■ **Brief**:
Every line of the data is to be reproduced exactly.

Supplied material Start Marker

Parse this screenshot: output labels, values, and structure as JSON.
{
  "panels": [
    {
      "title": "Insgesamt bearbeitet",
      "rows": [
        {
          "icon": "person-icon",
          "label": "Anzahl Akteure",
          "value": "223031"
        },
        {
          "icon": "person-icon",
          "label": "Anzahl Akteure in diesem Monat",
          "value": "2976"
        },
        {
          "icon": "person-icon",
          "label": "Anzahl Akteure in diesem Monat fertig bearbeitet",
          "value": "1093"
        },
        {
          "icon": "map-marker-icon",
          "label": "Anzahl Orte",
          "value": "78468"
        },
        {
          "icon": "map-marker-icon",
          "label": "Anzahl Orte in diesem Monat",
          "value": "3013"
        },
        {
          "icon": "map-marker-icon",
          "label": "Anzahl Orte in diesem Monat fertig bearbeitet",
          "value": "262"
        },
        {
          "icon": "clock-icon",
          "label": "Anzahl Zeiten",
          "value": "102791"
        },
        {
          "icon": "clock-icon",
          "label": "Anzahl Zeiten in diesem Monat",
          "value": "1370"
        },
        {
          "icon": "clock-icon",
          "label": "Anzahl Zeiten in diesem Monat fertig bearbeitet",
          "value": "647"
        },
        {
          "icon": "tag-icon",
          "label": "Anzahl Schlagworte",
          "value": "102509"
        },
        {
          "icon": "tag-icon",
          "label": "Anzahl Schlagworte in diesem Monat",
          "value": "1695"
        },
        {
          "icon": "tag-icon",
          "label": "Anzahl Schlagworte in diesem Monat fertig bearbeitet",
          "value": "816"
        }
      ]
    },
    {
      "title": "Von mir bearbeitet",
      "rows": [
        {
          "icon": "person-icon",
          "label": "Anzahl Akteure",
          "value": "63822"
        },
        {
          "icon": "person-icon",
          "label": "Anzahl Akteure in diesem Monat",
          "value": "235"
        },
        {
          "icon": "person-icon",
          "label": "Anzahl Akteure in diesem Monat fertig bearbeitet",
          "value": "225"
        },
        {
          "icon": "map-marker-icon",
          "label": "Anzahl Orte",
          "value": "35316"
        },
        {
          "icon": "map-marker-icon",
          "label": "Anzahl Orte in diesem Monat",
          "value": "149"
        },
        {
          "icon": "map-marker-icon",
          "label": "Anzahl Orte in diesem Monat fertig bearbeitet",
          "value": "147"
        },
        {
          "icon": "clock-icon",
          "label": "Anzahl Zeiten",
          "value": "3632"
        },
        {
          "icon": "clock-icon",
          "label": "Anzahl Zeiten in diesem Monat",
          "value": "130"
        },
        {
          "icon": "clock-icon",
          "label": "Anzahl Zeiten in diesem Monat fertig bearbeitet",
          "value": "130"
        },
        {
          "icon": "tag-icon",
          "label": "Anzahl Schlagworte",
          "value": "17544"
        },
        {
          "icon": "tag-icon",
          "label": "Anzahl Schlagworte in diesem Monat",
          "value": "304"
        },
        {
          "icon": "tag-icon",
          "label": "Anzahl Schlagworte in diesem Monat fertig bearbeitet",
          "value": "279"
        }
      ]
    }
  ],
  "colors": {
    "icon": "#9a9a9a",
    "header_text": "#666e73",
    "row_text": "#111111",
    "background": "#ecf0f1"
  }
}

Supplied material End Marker

■ **Your solution**:
Parse this screenshot: output labels, values, and structure as JSON.
{
  "panels": [
    {
      "title": "Insgesamt bearbeitet",
      "rows": [
        {
          "icon": "person-icon",
          "label": "Anzahl Akteure",
          "value": "223031"
        },
        {
          "icon": "person-icon",
          "label": "Anzahl Akteure in diesem Monat",
          "value": "2976"
        },
        {
          "icon": "person-icon",
          "label": "Anzahl Akteure in diesem Monat fertig bearbeitet",
          "value": "1093"
        },
        {
          "icon": "map-marker-icon",
          "label": "Anzahl Orte",
          "value": "78468"
        },
        {
          "icon": "map-marker-icon",
          "label": "Anzahl Orte in diesem Monat",
          "value": "3013"
        },
        {
          "icon": "map-marker-icon",
          "label": "Anzahl Orte in diesem Monat fertig bearbeitet",
          "value": "262"
        },
        {
          "icon": "clock-icon",
          "label": "Anzahl Zeiten",
          "value": "102791"
        },
        {
          "icon": "clock-icon",
          "label": "Anzahl Zeiten in diesem Monat",
          "value": "1370"
        },
        {
          "icon": "clock-icon",
          "label": "Anzahl Zeiten in diesem Monat fertig bearbeitet",
          "value": "647"
        },
        {
          "icon": "tag-icon",
          "label": "Anzahl Schlagworte",
          "value": "102509"
        },
        {
          "icon": "tag-icon",
          "label": "Anzahl Schlagworte in diesem Monat",
          "value": "1695"
        },
        {
          "icon": "tag-icon",
          "label": "Anzahl Schlagworte in diesem Monat fertig bearbeitet",
          "value": "816"
        }
      ]
    },
    {
      "title": "Von mir bearbeitet",
      "rows": [
        {
          "icon": "person-icon",
          "label": "Anzahl Akteure",
          "value": "63822"
        },
        {
          "icon": "person-icon",
          "label": "Anzahl Akteure in diesem Monat",
          "value": "235"
        },
        {
          "icon": "person-icon",
          "label": "Anzahl Akteure in diesem Monat fertig bearbeitet",
          "value": "225"
        },
        {
          "icon": "map-marker-icon",
          "label": "Anzahl Orte",
          "value": "35316"
        },
        {
          "icon": "map-marker-icon",
          "label": "Anzahl Orte in diesem Monat",
          "value": "149"
        },
        {
          "icon": "map-marker-icon",
          "label": "Anzahl Orte in diesem Monat fertig bearbeitet",
          "value": "147"
        },
        {
          "icon": "clock-icon",
          "label": "Anzahl Zeiten",
          "value": "3632"
        },
        {
          "icon": "clock-icon",
          "label": "Anzahl Zeiten in diesem Monat",
          "value": "130"
        },
        {
          "icon": "clock-icon",
          "label": "Anzahl Zeiten in diesem Monat fertig bearbeitet",
          "value": "130"
        },
        {
          "icon": "tag-icon",
          "label": "Anzahl Schlagworte",
          "value": "17544"
        },
        {
          "icon": "tag-icon",
          "label": "Anzahl Schlagworte in diesem Monat",
          "value": "304"
        },
        {
          "icon": "tag-icon",
          "label": "Anzahl Schlagworte in diesem Monat fertig bearbeitet",
          "value": "279"
        }
      ]
    }
  ],
  "colors": {
    "icon": "#9a9a9a",
    "header_text": "#666e73",
    "row_text": "#111111",
    "background": "#ecf0f1"
  }
}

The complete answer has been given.